Thanks to his Year 12 Design and Technology course at The Armidale School, Henry Mitchell has designed and built an autonomous, paddock-based sheep weighing station that has huge market potential.

Story Ken Eastwood   Photo courtesy The Armidale School

A couple of years ago, schoolboy Henry Mitchell helped his dad Bill design and build a stand-alone cattle weighing station to help their grass-fed cattle operation. The unit could be towed out to a paddock and, with the enticement of a salt lick or some molasses, cattle would place their two front legs on the scales. An algorithm accurately worked out their full weight and, after reading the animal’s ear tag, would send the information, at any time of day or night, to a database. 

The device not only helped them keep tabs on individual cattle and maximise weight gains in their own business, but quickly became a desired new piece of agtech called Optiweigh. More than 150 units have now been sold in Australia, at $16,000 a pop.
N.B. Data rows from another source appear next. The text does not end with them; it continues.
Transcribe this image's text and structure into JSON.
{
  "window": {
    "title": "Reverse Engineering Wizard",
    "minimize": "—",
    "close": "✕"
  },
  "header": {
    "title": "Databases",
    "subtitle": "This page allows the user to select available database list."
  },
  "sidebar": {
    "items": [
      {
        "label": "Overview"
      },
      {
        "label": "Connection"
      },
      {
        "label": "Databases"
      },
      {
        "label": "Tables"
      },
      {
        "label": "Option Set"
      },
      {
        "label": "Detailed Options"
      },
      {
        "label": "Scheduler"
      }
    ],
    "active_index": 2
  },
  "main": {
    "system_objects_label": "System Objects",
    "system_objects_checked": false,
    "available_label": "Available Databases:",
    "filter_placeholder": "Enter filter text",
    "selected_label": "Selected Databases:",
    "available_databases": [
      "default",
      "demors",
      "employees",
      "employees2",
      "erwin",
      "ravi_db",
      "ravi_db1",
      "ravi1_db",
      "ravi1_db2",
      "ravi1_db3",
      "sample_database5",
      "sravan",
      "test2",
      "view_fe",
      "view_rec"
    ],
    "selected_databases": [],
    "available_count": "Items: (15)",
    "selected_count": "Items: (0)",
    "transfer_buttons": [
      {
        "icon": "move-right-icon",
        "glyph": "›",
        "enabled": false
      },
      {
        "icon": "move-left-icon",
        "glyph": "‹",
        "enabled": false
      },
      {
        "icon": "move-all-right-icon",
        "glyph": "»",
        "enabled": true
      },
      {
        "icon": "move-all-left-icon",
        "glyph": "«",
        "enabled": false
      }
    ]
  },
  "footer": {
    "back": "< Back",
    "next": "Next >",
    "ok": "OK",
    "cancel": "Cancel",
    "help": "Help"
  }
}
So, in 2021, when Henry needed a project for his Year 12 Design and Technology course at The Armidale School (TAS), he decided to see if he could develop a similar product for sheep. “We had a chat about the idea and he just ran with it,” Bill says. “With Optiweigh I’ve been involved in some incubation programs and courses for start-up businesses and, as a schoolkid, the work he’s done would stack up against any of them. I’m very proud of what he’s done.”

Henry initially worked with 23 sheep from one of the Optiweigh business partners, in order to design an algorithm that could accurately ascertain a sheep’s mass when just the front legs are on the scales. And the algorithm appeared to work well. “It seemed to be really consistent and had a correlation of .9995, which was astounding,” Henry says. However, in further trials on a big mob of Merinos at Walcha he discovered that the amount of fleece growing over the head could affect the algorithm, as did wet wool, so Henry had to keep developing the software.

In terms of the hardware, he says TAS’s excellent trade training centre had everything he needed for welding, cutting, bending metal and assembling. “The teachers there are really terrific, with lots of good insight,” he says.

This story excerpt is from Issue #140

Outback Magazine: December/January 2022